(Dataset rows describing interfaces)
......
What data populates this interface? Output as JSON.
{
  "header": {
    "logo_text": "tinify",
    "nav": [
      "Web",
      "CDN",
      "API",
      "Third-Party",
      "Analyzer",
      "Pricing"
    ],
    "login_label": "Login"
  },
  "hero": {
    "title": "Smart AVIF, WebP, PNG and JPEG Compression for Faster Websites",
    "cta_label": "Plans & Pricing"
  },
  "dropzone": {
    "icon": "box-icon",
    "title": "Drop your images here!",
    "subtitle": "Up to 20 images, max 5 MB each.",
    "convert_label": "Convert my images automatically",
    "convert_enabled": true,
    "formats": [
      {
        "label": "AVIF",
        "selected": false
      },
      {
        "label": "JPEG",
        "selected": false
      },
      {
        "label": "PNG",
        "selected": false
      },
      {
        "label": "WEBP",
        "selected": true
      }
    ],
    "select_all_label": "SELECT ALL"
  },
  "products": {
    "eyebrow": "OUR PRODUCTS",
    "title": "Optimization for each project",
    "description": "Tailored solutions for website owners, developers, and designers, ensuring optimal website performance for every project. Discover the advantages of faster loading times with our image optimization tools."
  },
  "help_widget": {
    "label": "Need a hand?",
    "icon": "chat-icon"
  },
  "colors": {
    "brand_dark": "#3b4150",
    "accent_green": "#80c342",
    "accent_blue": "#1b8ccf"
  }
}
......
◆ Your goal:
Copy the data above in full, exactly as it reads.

◆ Task response:
What data populates this interface? Output as JSON.
{
  "header": {
    "logo_text": "tinify",
    "nav": [
      "Web",
      "CDN",
      "API",
      "Third-Party",
      "Analyzer",
      "Pricing"
    ],
    "login_label": "Login"
  },
  "hero": {
    "title": "Smart AVIF, WebP, PNG and JPEG Compression for Faster Websites",
    "cta_label": "Plans & Pricing"
  },
  "dropzone": {
    "icon": "box-icon",
    "title": "Drop your images here!",
    "subtitle": "Up to 20 images, max 5 MB each.",
    "convert_label": "Convert my images automatically",
    "convert_enabled": true,
    "formats": [
      {
        "label": "AVIF",
        "selected": false
      },
      {
        "label": "JPEG",
        "selected": false
      },
      {
        "label": "PNG",
        "selected": false
      },
      {
        "label": "WEBP",
        "selected": true
      }
    ],
    "select_all_label": "SELECT ALL"
  },
  "products": {
    "eyebrow": "OUR PRODUCTS",
    "title": "Optimization for each project",
    "description": "Tailored solutions for website owners, developers, and designers, ensuring optimal website performance for every project. Discover the advantages of faster loading times with our image optimization tools."
  },
  "help_widget": {
    "label": "Need a hand?",
    "icon": "chat-icon"
  },
  "colors": {
    "brand_dark": "#3b4150",
    "accent_green": "#80c342",
    "accent_blue": "#1b8ccf"
  }
}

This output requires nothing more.